|Alternative names||Clubhouse sandwich|
|Place of origin||United States|
|Main ingredients||Toasted bread, turkey/chicken, bacon, lettuce, tomato, mayonnaise|
A club sandwich, also called a clubhouse sandwich, is a sandwich of bread (traditionally toasted), sliced cooked poultry, ham, fried bacon, lettuce, tomato, and mayonnaise. It is often cut into quarters or halves and held together by cocktail sticks. Modern versions frequently have two layers which are separated by an additional slice of bread.
The club sandwich may have originated at the Union Club of New York City. The earliest known reference to the sandwich, an article that appeared in The Evening World on November 18, 1889, is also an early recipe: "Have you tried a Union Club sandwich yet? Two toasted pieces of Graham bread, with a layer of turkey or chicken and ham between them, served warm." Several other early references also credit the chef of the Union Club with creating the sandwich.
The sandwich appeared on U.S. restaurant menus as early as 1899. The earliest reference to the sandwich in published fiction is from Conversations of a Chorus Girl, a 1903 book by Ray Cardell. Historically, club sandwiches featured slices of chicken, but with time, turkey has become increasingly common. An 1897 recipe has three layers, with the chicken and ham separated not by a slice of bread, but by a lettuce leaf.
As with a BLT, toasted white bread is standard, along with iceberg lettuce, bacon, and tomatoes. The sandwich is usually dressed with mayonnaise. Variations on the traditional club sandwich abound. Some replace the poultry meat with eggs (a "breakfast club") or roast beef. Others use ham instead of, or in addition to, bacon, or add slices of cheese. Various kinds of mustard and sliced pickles may be added. Upscale variations include the oyster club, the salmon club, and Dungeness crab melt.
The sandwich is commonly served with an accompaniment of either coleslaw or potato salad, and often garnished with a pickle.

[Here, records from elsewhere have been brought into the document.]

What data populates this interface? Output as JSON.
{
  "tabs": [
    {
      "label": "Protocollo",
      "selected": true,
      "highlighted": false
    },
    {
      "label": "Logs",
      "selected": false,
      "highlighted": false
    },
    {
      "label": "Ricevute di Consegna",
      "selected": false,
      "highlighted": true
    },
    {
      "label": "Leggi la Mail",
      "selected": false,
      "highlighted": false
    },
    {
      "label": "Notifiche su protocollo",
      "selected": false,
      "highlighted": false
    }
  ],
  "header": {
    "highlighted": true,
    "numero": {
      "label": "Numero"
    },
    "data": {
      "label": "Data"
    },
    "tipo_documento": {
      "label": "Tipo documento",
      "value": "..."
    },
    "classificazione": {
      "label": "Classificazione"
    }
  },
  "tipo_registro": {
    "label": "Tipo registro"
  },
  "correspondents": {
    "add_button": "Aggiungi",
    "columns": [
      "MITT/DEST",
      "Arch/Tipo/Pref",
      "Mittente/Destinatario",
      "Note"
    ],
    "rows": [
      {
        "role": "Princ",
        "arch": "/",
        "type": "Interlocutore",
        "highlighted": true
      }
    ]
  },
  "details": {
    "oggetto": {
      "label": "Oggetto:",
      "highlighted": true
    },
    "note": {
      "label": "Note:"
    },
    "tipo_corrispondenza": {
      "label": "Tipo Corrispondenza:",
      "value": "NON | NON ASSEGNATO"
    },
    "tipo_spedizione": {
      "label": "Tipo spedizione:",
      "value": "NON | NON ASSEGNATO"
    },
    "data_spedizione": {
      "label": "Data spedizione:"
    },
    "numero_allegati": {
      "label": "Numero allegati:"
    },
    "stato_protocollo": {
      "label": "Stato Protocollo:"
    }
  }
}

The coleslaw or potato salad is often reduced to a "garnish" portion, when the primary accompaniment is an order of french fries or potato chips. Due to high fat and carbohydrate content from the bread, bacon and dressing, club sandwiches have sometimes been criticized as unhealthy. In 2000, Burger King came under fire for its chicken club, which contained 700 calories, 44 grams of fat (nine of them saturated), and 1,300 milligrams of sodium, as well as the trans fat from the fryer shortening.
- Breene, Sophia (March 19, 2013). "Everything You Ever Wanted to Know About the Club Sandwich". GREATiST. Retrieved May 11, 2019.
- "Classic Club Sandwich Recipe". Food Network Kitchens. Food Network. Archived from the original on September 5, 2011. Retrieved May 13, 2019.
- Mariani, John (July 1995). "The club sandwich." Restaurant Hospitality. 79 (7):54
- Brown, Peter Jensen (March 11, 2015). "Poultry and Pork on Toast - the History of the Club Sandwich". Early Sports 'n' Pop-Culture History. Retrieved June 14, 2016.
- "Have you tried a Union Club sandwich yet?". The Evening World. New York. November 18, 1889. p. 2. Retrieved March 12, 2015.
- "Eccentric Celebrations". The New York Sun. December 26, 1889. Retrieved June 14, 2016.
- "History of the club sandwich". Whatscookingamerica.net. Retrieved March 7, 2013.
- John F. Mariani, The Encyclopedia of American Food and Drink, 1999, ISBN 1620401606, p. 87
- Olver, Lynne. "The Food Timeline: history notes--sandwiches". The Food Timeline. Retrieved October 2, 2018.
- Fabricant, Florence, (July 11, 1994). "Building upscale sandwiches." Nation's Restaurant News. 28(27):41
- ""Steamer Rhode Island" dining room, menu dated October 17, 1899: "Cold Dishes ... Club Sandwich 25 ... with Bacon 40"". Digitalgallery.nypl.org. Retrieved March 7, 2013.
- "Sandwiches", Good Housekeeping 25:2:87 (August 1897)
- (June 2000). "CLUB FED UP." Nutrition Action Health Letter. 27 (5):16
- "Egg salad club sandwiches - Eat Well Recipe".